▶ [Exercise instructions]: Please find every line in the entries below that contains the string "value", and copy it.

[Component data from apps and pages]

§

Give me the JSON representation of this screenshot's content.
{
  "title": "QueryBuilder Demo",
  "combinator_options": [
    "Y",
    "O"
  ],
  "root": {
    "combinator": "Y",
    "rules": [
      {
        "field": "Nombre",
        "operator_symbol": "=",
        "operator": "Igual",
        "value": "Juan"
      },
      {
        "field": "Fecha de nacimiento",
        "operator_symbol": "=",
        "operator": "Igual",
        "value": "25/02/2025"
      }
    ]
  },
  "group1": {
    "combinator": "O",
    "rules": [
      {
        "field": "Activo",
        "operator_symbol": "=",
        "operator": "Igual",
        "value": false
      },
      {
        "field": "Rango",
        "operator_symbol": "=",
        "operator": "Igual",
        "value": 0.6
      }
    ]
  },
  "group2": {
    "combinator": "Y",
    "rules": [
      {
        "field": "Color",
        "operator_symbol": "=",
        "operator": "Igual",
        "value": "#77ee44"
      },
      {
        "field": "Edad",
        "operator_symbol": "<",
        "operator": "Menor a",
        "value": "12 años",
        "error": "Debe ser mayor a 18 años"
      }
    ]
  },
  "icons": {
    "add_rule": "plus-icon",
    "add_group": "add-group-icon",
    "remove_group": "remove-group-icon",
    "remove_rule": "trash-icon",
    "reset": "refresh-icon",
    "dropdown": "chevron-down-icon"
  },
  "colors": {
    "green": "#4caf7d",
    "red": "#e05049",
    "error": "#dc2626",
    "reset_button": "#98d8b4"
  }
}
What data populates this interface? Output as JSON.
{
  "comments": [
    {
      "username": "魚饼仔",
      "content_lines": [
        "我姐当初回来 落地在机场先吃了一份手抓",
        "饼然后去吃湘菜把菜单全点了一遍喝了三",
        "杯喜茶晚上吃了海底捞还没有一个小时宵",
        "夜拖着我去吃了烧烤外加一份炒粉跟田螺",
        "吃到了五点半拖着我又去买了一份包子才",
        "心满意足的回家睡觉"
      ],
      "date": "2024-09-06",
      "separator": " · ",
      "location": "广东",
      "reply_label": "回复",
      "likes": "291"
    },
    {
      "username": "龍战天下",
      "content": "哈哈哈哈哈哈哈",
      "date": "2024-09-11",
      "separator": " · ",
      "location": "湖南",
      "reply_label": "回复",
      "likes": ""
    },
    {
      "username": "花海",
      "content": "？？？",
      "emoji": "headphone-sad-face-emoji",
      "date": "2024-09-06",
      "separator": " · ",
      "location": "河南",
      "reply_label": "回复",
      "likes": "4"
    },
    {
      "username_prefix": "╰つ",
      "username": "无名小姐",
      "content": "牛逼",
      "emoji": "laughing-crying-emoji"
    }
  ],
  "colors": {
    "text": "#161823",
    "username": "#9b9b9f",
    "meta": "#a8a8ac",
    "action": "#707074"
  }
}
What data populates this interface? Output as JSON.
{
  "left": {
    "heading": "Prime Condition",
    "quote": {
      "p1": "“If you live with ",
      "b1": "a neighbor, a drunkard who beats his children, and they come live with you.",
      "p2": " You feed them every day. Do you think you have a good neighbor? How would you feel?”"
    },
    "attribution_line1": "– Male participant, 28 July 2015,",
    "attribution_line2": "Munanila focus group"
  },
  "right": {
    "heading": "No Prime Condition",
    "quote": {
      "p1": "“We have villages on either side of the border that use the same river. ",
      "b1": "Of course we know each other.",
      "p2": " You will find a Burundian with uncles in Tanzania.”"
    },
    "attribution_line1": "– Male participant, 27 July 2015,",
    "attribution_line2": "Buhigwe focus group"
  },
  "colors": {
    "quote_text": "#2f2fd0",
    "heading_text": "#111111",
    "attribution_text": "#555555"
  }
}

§

▶ [Task solution]:
        "value": "Juan"
        "value": "25/02/2025"
        "value": false
        "value": 0.6
        "value": "#77ee44"
        "value": "12 años",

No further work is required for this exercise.